An author who gives complete documentation of material that was originally used elsewhere. This means the source has a hypertext link that works or has a complete works cited entry of its original source.
Less Credible Secondary Sources - A Secondary Document is one that Cites, Comments On, or Builds upon Primary Sources. However, the source is one that is recognized as biased, or can be edited by anyone.

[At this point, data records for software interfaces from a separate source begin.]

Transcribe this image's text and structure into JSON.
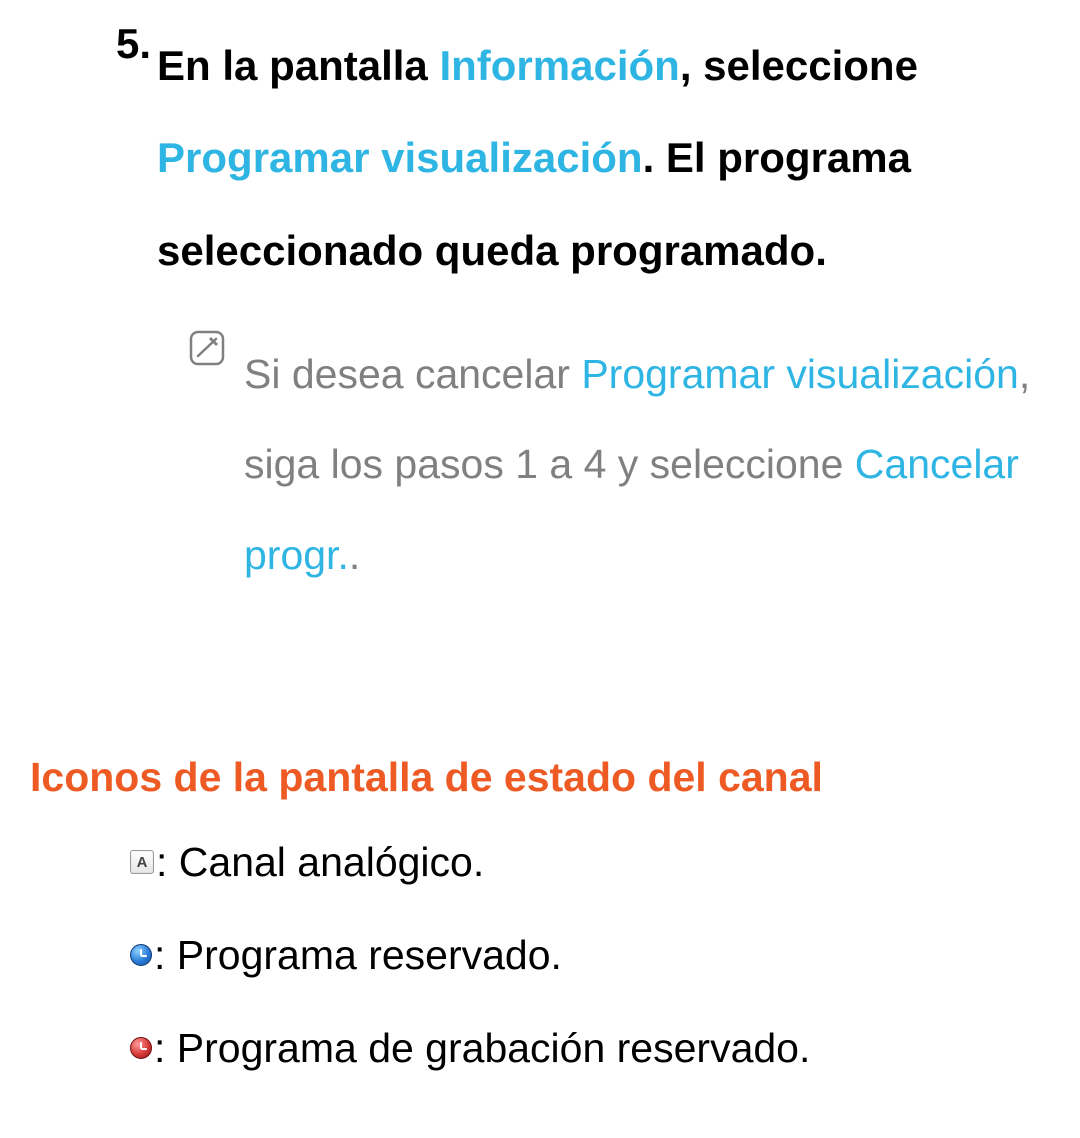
{
  "step": {
    "number": "5.",
    "seg1": "En la pantalla ",
    "hl1": "Información",
    "seg2": ", seleccione ",
    "hl2": "Programar visualización",
    "seg3": ". El programa seleccionado queda programado."
  },
  "note": {
    "seg1": "Si desea cancelar ",
    "hl1": "Programar visualización",
    "seg2": ", siga los pasos 1 a 4 y seleccione ",
    "hl2": "Cancelar progr.",
    "seg3": "."
  },
  "section_title": "Iconos de la pantalla de estado del canal",
  "icons": {
    "a_letter": "A",
    "analog_label": ": Canal analógico.",
    "reserved_label": ": Programa reservado.",
    "recording_label": ": Programa de grabación reservado."
  }
}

The source is an advocate group--an organization with an agenda, a point to prove, a issue to promote, or an axe to grind. This would include opinions MADD, the ACLU, Greenpeace, The Sierra Club, the 700 Club, Right to Life, Planned Parenthood, Frontpagemag.com, Republican Party, Democratic Party, PAW, NOW, the NRA, the NEA, etc. The source is an author who fails to give complete documentation of the original source when he or she uses material that was originally recorded elsewhere. This is an author that does not have a working hypertext link or full works cited entry, but he or she does give some reference to the original source. The source is open to modification by a large number of people. Wikipedia A nationally syndicated columnist Dave Barry, David Broder, William F. Buckley, Linda Chavez, Richard Cohen,Ann Coulter, Maureen Dowd, Larry Elder Ellen Goodman, Mark Helprin David Horowitz, Molly Ivins, Larry King, Dr. Laura, Rush Limbaugh, Michael Medved Anna Quindlen Dick Morris, Peggy Noonan, Oliver North, Robert Novak, William Raspberry, Dan Rather, Rex Reed, Charley Reese, Richard Reeves, Bill Safire, Tony Snow, Joe Sobran, Thomas Sowell, Andrew Sullivan, Cal Thomas, George Will, Walter Williams, and others.
Least Credible Sources--Tertiary Documents Opinions expressed ideas filtered through secondary sources.

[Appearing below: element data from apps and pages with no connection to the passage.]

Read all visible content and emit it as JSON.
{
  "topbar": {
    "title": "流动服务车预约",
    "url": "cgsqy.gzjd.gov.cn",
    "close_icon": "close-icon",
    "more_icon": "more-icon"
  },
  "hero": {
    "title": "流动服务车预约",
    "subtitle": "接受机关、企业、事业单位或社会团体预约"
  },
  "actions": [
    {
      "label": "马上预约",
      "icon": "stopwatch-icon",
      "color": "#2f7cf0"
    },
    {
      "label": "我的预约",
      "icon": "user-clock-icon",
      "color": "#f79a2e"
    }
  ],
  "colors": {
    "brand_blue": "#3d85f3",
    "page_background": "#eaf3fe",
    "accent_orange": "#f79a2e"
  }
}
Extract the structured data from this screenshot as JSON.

The author is someone without any particular expertise, but who gives his or her full name. This would include opinions on personal pages, electronic bulletin boards, a letter to a newspaper, a term paper published on the web by high school or college student, etc. An author who gives only partial documentation of the original source when he or she uses material that was originally recorded elsewhere. This is an author that does not have a working hypertext link or full works cited entry, but he or she does give some reference to the original source. Alternative media Examples include: talk radio, Blogs Examples include: Textbooks Examples include most schoolbooks. Indexes, Summaries, Examples include:
Sources Without ANY Credibility -- anonymous authors, rumors, and mystics.

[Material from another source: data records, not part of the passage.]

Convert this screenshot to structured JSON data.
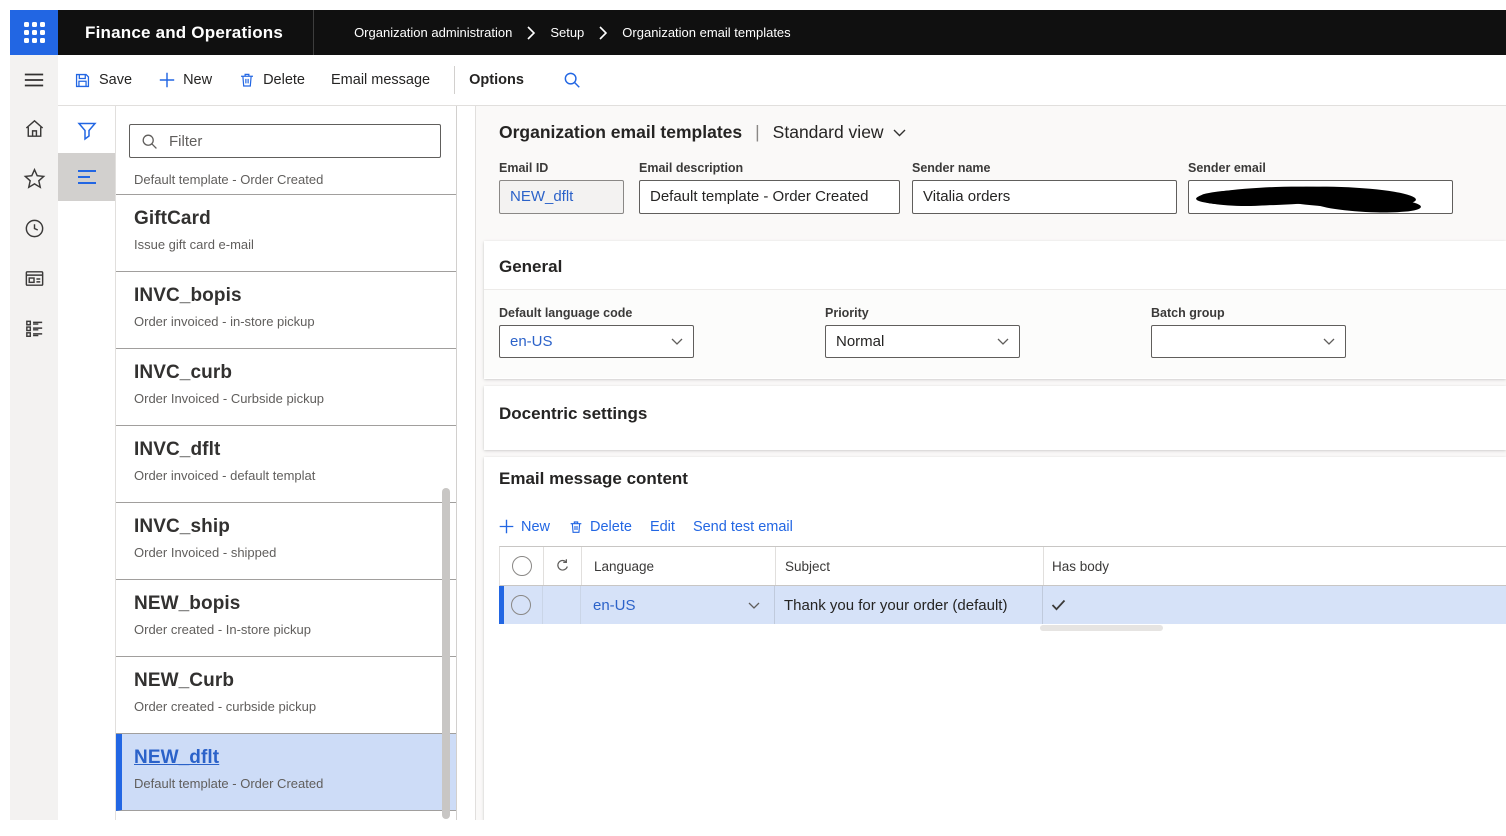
{
  "colors": {
    "accent": "#2266E3",
    "selected_row_bg": "#d6e2f8",
    "selected_item_bg": "#cddcf7",
    "topbar_bg": "#101010"
  },
  "topbar": {
    "app_title": "Finance and Operations",
    "breadcrumb": [
      "Organization administration",
      "Setup",
      "Organization email templates"
    ]
  },
  "toolbar": {
    "save_label": "Save",
    "new_label": "New",
    "delete_label": "Delete",
    "email_message_label": "Email message",
    "options_label": "Options"
  },
  "list_panel": {
    "filter_placeholder": "Filter",
    "clipped_item_subtitle": "Default template - Order Created",
    "items": [
      {
        "id": "GiftCard",
        "desc": "Issue gift card e-mail",
        "selected": false
      },
      {
        "id": "INVC_bopis",
        "desc": "Order invoiced - in-store pickup",
        "selected": false
      },
      {
        "id": "INVC_curb",
        "desc": "Order Invoiced - Curbside pickup",
        "selected": false
      },
      {
        "id": "INVC_dflt",
        "desc": "Order invoiced - default templat",
        "selected": false
      },
      {
        "id": "INVC_ship",
        "desc": "Order Invoiced - shipped",
        "selected": false
      },
      {
        "id": "NEW_bopis",
        "desc": "Order created - In-store pickup",
        "selected": false
      },
      {
        "id": "NEW_Curb",
        "desc": "Order created - curbside pickup",
        "selected": false
      },
      {
        "id": "NEW_dflt",
        "desc": "Default template - Order Created",
        "selected": true
      }
    ]
  },
  "page": {
    "title": "Organization email templates",
    "separator": "|",
    "view_selector": "Standard view",
    "fields": [
      {
        "label": "Email ID",
        "value": "NEW_dflt",
        "readonly": true
      },
      {
        "label": "Email description",
        "value": "Default template - Order Created"
      },
      {
        "label": "Sender name",
        "value": "Vitalia orders"
      },
      {
        "label": "Sender email",
        "value": "",
        "redacted": true
      }
    ]
  },
  "general_section": {
    "title": "General",
    "fields": [
      {
        "label": "Default language code",
        "value": "en-US",
        "link": true
      },
      {
        "label": "Priority",
        "value": "Normal"
      },
      {
        "label": "Batch group",
        "value": ""
      }
    ]
  },
  "docentric_section": {
    "title": "Docentric settings"
  },
  "email_content_section": {
    "title": "Email message content",
    "actions": [
      "New",
      "Delete",
      "Edit",
      "Send test email"
    ],
    "table": {
      "columns": [
        "Language",
        "Subject",
        "Has body"
      ],
      "rows": [
        {
          "language": "en-US",
          "subject": "Thank you for your order (default)",
          "has_body": true,
          "selected": true
        }
      ]
    }
  }
}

Any information or and opinion given without the author's full name on a site of no reputation. This would include any opinions on personal pages, electronic bulletin boards, letters to a newspaper, etc. that are Anonymous, First-Name Only, or use a "Screen Name". This does NOT include anonymous staff writers nationally or globally recognized news-source Sources that use quotations from people or references to eyewitnesses without documenting the original source. Rumor and hearsay do not constitute sources. Any author that derives information from "the beyond". This includes any information that is gathered through crystals; from psychic vibrations; from UFOnauts or Atlanteans; from measurements of the Pyramids, Stonehenge, or other ancient structures; from hidden mathematical equations in essentially non-mathematical items; from hidden messages in ancient scriptures; messages directly from God, angels, or demons, to any modern author; from ghosts or otherwise dead people; from spirits in the earth, rocks, trees, or anywhere; from hypnotized persons; from Nostradamus; etc.
Exception: A writer may use these types of sources if they are the topic, but not to support another topic.
For example, if a student were writing a paper about psychics, it would be appropriate to use sites created by psychics to make his or her point. In the paper, the student would recognize that psychics are deriving their information in a manner that is out of the mainstream, because that is what is being discussed.
However, if a student were writing a paper on the assassination of JFK, it would be inappropriate to use information from a psychic to support his or her points. Regardless of the writer's personal beliefs about psychics, they are not today considered an acceptable source of information.